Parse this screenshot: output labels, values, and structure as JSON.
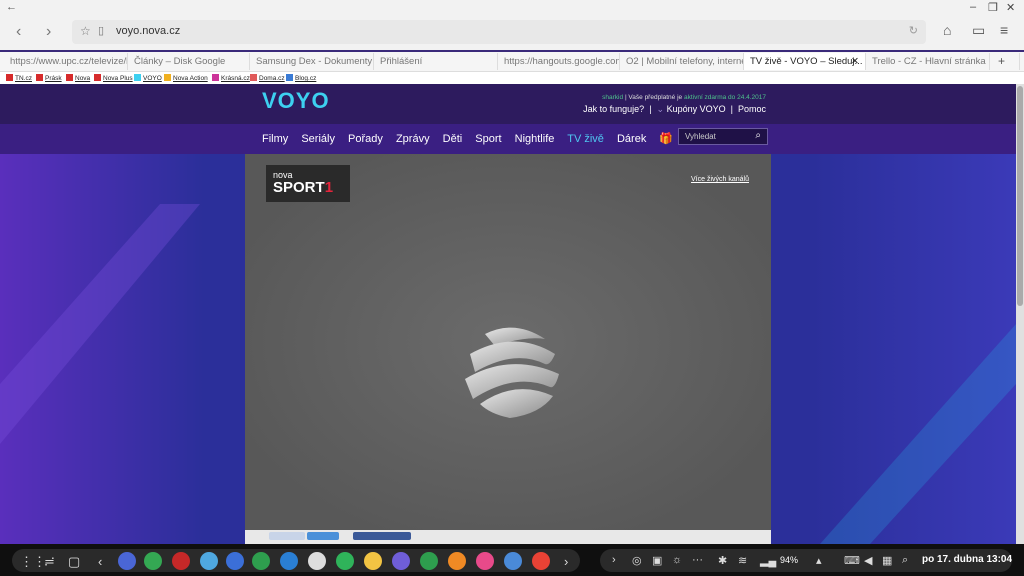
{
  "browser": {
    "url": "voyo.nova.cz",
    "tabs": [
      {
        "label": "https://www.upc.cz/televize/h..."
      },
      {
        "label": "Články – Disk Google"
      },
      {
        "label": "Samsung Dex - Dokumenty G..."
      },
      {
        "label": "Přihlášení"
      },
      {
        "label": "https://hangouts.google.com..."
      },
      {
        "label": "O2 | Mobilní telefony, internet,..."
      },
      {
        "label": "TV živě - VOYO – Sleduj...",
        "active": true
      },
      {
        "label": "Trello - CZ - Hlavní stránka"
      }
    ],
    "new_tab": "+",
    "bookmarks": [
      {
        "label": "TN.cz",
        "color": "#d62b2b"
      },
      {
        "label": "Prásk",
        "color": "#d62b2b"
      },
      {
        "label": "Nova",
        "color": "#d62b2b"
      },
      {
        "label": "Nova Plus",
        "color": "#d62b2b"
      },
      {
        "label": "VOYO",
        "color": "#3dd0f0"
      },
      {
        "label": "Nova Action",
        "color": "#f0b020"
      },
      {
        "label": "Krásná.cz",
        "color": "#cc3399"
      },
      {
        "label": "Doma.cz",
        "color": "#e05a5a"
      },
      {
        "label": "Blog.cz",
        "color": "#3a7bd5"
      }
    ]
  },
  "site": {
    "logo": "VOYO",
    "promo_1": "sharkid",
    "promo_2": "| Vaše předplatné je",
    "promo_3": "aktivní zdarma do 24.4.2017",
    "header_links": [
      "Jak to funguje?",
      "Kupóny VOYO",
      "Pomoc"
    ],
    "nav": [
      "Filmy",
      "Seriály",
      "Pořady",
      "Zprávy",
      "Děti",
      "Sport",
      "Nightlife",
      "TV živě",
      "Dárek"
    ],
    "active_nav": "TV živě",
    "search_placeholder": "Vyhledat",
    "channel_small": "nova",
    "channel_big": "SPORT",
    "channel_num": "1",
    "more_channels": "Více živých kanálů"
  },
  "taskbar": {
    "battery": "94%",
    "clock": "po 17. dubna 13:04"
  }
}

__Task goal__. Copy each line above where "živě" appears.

__Reply to the exercise__.
        "label": "TV živě - VOYO – Sleduj...",
      "TV živě",
    "active_nav": "TV živě",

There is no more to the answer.